WHAT THE TASK REQUIRES: Set the data down once more, in full and exactly.

##############################

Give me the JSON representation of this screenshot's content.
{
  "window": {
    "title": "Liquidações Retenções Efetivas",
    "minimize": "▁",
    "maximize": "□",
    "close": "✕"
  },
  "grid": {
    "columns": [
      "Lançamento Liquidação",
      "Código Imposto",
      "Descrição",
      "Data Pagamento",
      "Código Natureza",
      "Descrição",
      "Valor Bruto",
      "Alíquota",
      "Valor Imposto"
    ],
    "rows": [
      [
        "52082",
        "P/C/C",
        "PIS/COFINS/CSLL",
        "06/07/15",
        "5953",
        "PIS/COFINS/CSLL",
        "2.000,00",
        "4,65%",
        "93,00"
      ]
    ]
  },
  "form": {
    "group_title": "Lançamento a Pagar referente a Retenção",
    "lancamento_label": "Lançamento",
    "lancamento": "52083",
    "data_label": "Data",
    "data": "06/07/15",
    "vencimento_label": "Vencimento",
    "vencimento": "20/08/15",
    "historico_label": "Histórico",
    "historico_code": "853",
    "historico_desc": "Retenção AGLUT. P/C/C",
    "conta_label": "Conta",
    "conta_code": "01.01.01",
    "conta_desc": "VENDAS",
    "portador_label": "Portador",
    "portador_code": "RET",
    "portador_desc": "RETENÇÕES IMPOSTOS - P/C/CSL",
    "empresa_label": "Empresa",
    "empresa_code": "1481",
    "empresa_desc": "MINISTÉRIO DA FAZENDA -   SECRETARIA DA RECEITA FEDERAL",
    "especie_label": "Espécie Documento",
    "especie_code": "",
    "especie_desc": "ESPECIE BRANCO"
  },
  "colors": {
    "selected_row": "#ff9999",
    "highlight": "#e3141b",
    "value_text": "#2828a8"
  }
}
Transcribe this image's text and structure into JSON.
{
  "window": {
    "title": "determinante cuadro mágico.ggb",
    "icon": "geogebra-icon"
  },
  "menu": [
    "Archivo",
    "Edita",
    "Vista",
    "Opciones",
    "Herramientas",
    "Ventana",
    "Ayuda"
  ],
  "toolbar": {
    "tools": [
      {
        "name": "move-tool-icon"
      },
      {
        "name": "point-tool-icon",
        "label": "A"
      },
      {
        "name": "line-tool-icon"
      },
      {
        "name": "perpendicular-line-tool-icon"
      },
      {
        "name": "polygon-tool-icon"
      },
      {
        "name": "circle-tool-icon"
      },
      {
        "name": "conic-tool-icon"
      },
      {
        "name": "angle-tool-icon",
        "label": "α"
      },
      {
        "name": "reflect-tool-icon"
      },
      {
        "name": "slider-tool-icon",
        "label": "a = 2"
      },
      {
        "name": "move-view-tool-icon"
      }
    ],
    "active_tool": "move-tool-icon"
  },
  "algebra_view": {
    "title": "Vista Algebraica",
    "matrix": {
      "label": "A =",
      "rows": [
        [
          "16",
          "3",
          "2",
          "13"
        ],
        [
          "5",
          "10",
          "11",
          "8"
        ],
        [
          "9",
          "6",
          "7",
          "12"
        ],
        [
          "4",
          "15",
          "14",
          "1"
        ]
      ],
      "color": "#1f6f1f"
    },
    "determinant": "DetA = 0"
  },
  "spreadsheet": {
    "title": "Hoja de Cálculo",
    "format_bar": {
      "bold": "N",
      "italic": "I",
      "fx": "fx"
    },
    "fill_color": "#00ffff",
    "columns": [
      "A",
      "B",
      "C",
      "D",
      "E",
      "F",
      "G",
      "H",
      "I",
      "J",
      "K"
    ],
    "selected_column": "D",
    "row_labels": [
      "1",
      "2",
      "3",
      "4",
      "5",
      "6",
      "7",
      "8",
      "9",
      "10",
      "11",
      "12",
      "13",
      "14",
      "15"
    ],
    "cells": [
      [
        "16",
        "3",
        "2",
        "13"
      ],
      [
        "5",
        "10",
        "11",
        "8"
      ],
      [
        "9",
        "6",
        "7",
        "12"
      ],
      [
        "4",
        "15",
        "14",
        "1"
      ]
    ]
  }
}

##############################

OUTPUT OF THE EXERCISE:
Give me the JSON representation of this screenshot's content.
{
  "window": {
    "title": "Liquidações Retenções Efetivas",
    "minimize": "▁",
    "maximize": "□",
    "close": "✕"
  },
  "grid": {
    "columns": [
      "Lançamento Liquidação",
      "Código Imposto",
      "Descrição",
      "Data Pagamento",
      "Código Natureza",
      "Descrição",
      "Valor Bruto",
      "Alíquota",
      "Valor Imposto"
    ],
    "rows": [
      [
        "52082",
        "P/C/C",
        "PIS/COFINS/CSLL",
        "06/07/15",
        "5953",
        "PIS/COFINS/CSLL",
        "2.000,00",
        "4,65%",
        "93,00"
      ]
    ]
  },
  "form": {
    "group_title": "Lançamento a Pagar referente a Retenção",
    "lancamento_label": "Lançamento",
    "lancamento": "52083",
    "data_label": "Data",
    "data": "06/07/15",
    "vencimento_label": "Vencimento",
    "vencimento": "20/08/15",
    "historico_label": "Histórico",
    "historico_code": "853",
    "historico_desc": "Retenção AGLUT. P/C/C",
    "conta_label": "Conta",
    "conta_code": "01.01.01",
    "conta_desc": "VENDAS",
    "portador_label": "Portador",
    "portador_code": "RET",
    "portador_desc": "RETENÇÕES IMPOSTOS - P/C/CSL",
    "empresa_label": "Empresa",
    "empresa_code": "1481",
    "empresa_desc": "MINISTÉRIO DA FAZENDA -   SECRETARIA DA RECEITA FEDERAL",
    "especie_label": "Espécie Documento",
    "especie_code": "",
    "especie_desc": "ESPECIE BRANCO"
  },
  "colors": {
    "selected_row": "#ff9999",
    "highlight": "#e3141b",
    "value_text": "#2828a8"
  }
}
Transcribe this image's text and structure into JSON.
{
  "window": {
    "title": "determinante cuadro mágico.ggb",
    "icon": "geogebra-icon"
  },
  "menu": [
    "Archivo",
    "Edita",
    "Vista",
    "Opciones",
    "Herramientas",
    "Ventana",
    "Ayuda"
  ],
  "toolbar": {
    "tools": [
      {
        "name": "move-tool-icon"
      },
      {
        "name": "point-tool-icon",
        "label": "A"
      },
      {
        "name": "line-tool-icon"
      },
      {
        "name": "perpendicular-line-tool-icon"
      },
      {
        "name": "polygon-tool-icon"
      },
      {
        "name": "circle-tool-icon"
      },
      {
        "name": "conic-tool-icon"
      },
      {
        "name": "angle-tool-icon",
        "label": "α"
      },
      {
        "name": "reflect-tool-icon"
      },
      {
        "name": "slider-tool-icon",
        "label": "a = 2"
      },
      {
        "name": "move-view-tool-icon"
      }
    ],
    "active_tool": "move-tool-icon"
  },
  "algebra_view": {
    "title": "Vista Algebraica",
    "matrix": {
      "label": "A =",
      "rows": [
        [
          "16",
          "3",
          "2",
          "13"
        ],
        [
          "5",
          "10",
          "11",
          "8"
        ],
        [
          "9",
          "6",
          "7",
          "12"
        ],
        [
          "4",
          "15",
          "14",
          "1"
        ]
      ],
      "color": "#1f6f1f"
    },
    "determinant": "DetA = 0"
  },
  "spreadsheet": {
    "title": "Hoja de Cálculo",
    "format_bar": {
      "bold": "N",
      "italic": "I",
      "fx": "fx"
    },
    "fill_color": "#00ffff",
    "columns": [
      "A",
      "B",
      "C",
      "D",
      "E",
      "F",
      "G",
      "H",
      "I",
      "J",
      "K"
    ],
    "selected_column": "D",
    "row_labels": [
      "1",
      "2",
      "3",
      "4",
      "5",
      "6",
      "7",
      "8",
      "9",
      "10",
      "11",
      "12",
      "13",
      "14",
      "15"
    ],
    "cells": [
      [
        "16",
        "3",
        "2",
        "13"
      ],
      [
        "5",
        "10",
        "11",
        "8"
      ],
      [
        "9",
        "6",
        "7",
        "12"
      ],
      [
        "4",
        "15",
        "14",
        "1"
      ]
    ]
  }
}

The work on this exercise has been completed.